EXERCISE DIRECTIONS.
Copy out, from the entries below, each line holding the string "herenpolo".

DATA UNDER STUDY.
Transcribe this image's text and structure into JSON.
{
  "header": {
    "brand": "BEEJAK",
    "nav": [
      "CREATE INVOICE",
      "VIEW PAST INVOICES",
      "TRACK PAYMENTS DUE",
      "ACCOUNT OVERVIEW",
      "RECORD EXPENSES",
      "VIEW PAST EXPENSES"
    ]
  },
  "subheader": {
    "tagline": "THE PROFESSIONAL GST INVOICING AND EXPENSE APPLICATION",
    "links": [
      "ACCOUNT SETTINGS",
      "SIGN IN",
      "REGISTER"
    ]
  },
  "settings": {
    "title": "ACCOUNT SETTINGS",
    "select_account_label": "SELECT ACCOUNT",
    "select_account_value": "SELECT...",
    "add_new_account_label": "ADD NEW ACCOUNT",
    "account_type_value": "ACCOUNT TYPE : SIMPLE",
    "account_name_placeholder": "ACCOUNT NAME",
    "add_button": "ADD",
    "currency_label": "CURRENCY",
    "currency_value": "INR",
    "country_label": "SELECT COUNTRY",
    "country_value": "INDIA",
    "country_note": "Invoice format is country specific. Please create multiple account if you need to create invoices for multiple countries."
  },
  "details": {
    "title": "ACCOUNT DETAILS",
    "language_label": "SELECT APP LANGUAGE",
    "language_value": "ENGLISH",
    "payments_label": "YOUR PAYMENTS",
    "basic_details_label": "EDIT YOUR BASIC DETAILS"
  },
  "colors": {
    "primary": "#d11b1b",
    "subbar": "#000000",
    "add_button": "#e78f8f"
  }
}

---

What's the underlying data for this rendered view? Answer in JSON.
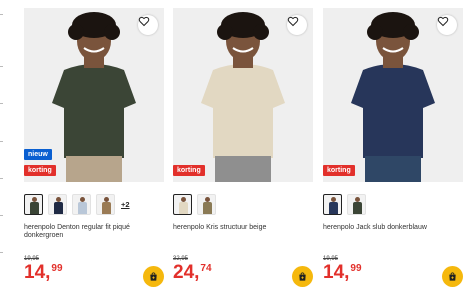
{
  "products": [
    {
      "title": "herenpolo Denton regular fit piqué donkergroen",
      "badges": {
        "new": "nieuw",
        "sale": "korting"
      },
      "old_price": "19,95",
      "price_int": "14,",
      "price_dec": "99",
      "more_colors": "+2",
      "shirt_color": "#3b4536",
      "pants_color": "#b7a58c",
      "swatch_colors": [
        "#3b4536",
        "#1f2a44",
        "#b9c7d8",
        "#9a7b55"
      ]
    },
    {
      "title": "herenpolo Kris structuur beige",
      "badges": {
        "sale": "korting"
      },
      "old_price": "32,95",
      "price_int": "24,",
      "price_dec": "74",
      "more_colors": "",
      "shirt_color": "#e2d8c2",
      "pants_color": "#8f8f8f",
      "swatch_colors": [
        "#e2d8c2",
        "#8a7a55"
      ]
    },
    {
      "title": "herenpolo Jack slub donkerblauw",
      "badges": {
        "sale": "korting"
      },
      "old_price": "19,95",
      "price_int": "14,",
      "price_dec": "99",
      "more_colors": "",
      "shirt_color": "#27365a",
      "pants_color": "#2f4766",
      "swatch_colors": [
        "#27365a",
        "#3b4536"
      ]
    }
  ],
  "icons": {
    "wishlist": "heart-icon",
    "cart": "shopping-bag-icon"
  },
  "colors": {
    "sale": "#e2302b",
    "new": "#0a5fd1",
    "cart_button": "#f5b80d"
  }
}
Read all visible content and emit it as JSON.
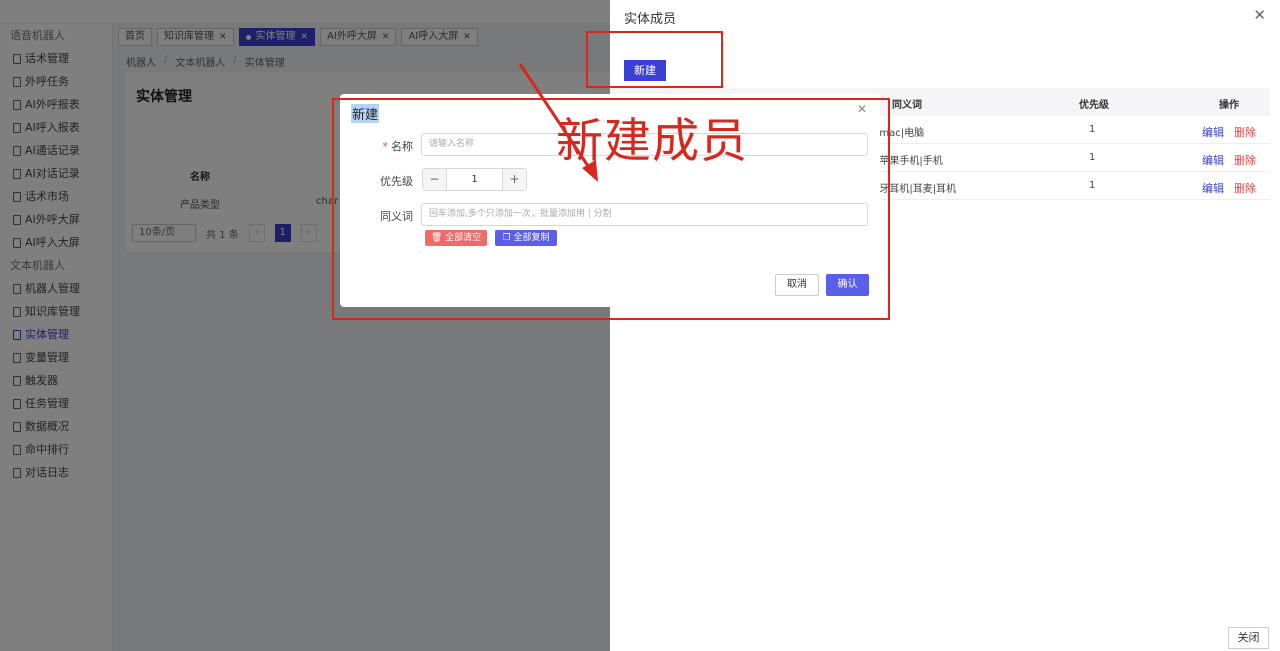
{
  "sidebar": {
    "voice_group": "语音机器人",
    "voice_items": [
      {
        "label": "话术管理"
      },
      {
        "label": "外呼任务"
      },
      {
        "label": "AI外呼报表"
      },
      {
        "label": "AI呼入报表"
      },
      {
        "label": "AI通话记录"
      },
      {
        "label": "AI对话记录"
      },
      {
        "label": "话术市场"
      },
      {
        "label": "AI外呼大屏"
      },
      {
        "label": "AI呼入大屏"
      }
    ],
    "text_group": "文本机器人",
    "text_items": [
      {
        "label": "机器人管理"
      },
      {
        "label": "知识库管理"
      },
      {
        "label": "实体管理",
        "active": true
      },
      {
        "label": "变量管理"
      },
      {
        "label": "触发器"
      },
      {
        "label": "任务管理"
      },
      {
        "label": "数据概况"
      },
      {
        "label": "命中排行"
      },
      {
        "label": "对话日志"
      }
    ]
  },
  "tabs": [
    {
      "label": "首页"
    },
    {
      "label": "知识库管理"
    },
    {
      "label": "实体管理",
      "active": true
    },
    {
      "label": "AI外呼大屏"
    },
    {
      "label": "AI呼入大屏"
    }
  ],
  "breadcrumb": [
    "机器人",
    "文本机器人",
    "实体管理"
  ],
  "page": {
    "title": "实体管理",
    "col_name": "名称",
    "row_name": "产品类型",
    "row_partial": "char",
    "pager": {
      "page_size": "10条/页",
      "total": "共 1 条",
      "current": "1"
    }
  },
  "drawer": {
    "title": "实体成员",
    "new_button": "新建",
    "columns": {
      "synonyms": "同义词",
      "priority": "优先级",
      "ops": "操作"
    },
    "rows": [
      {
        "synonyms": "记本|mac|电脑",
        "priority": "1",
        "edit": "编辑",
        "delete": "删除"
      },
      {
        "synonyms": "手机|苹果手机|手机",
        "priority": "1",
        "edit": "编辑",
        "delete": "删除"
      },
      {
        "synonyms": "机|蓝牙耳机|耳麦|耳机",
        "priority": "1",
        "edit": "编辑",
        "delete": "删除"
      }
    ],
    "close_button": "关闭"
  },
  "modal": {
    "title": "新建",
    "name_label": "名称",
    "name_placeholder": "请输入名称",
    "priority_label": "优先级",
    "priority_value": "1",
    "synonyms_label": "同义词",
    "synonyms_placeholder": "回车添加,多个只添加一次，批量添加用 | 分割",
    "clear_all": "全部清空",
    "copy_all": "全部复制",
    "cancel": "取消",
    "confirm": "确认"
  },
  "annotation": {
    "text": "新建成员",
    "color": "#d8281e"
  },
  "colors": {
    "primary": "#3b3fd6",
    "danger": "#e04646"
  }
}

RESPONSE.
      "title": "herenpolo Denton regular fit piqué donkergroen",
      "title": "herenpolo Kris structuur beige",
      "title": "herenpolo Jack slub donkerblauw",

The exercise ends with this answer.